# Input material:

⟨

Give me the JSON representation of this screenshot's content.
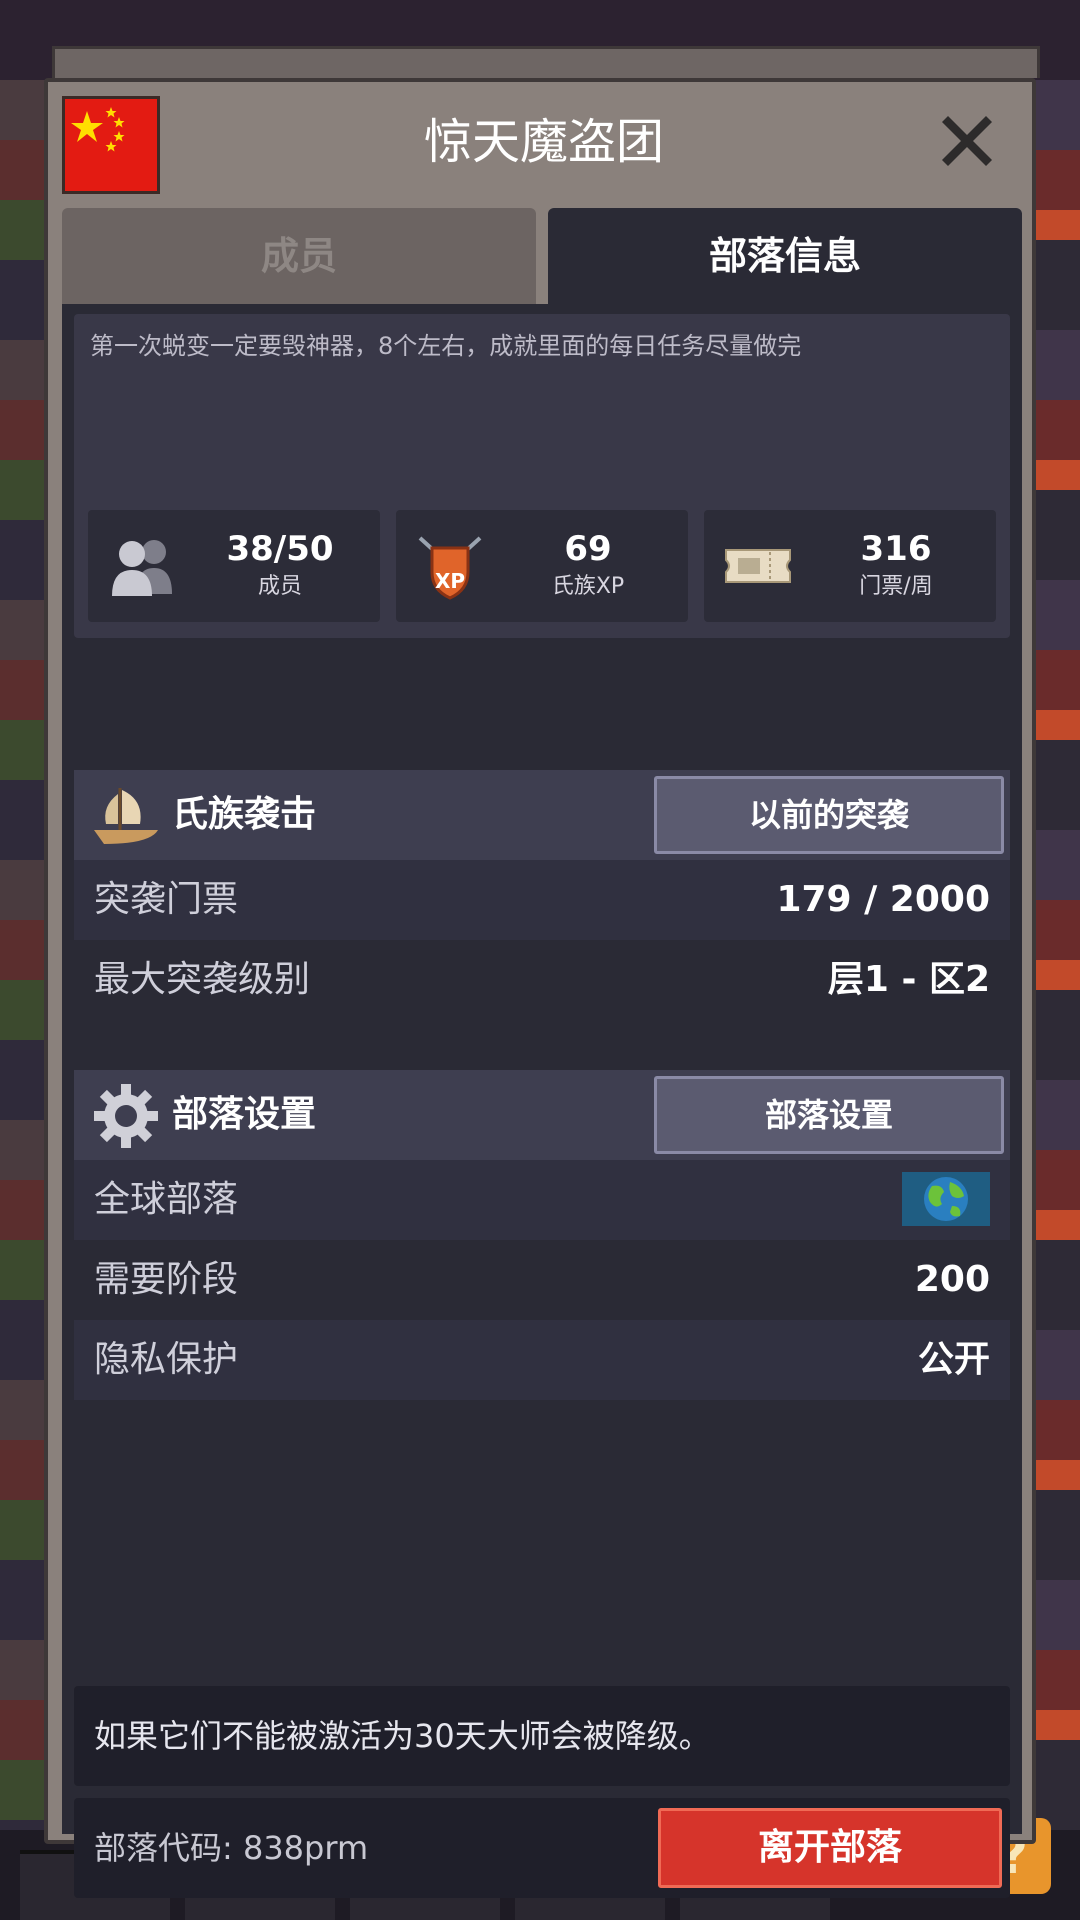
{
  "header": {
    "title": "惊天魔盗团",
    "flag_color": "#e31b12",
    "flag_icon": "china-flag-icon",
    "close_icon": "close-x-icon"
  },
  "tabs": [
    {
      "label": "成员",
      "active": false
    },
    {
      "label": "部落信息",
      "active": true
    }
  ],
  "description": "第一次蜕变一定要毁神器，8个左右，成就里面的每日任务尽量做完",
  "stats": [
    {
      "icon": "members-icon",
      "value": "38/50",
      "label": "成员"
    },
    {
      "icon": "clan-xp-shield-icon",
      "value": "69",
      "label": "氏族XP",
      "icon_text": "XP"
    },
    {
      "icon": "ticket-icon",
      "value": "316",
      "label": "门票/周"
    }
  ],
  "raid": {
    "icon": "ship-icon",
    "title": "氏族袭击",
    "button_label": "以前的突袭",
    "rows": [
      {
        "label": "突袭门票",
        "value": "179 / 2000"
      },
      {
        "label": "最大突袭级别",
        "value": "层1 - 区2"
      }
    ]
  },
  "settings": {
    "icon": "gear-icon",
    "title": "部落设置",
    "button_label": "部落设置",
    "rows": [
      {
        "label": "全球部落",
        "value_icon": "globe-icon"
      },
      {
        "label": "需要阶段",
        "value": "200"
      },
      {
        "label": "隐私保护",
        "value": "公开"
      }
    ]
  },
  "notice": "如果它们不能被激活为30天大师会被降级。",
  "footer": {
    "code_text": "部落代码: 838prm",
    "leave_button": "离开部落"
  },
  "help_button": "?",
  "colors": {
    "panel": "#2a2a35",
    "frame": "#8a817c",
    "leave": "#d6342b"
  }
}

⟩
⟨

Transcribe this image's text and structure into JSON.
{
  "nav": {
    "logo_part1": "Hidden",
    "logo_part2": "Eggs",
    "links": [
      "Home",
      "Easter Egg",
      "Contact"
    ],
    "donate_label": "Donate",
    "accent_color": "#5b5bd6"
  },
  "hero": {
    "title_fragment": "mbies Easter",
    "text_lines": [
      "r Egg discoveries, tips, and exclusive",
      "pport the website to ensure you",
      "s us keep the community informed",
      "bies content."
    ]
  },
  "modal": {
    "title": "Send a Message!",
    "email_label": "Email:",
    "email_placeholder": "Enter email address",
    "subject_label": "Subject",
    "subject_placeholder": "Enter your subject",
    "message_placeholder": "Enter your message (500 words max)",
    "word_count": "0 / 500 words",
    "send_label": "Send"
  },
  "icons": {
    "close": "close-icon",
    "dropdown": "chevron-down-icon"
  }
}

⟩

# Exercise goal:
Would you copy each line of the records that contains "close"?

# Expected answer:
    "close_icon": "close-x-icon"
    "close": "close-icon",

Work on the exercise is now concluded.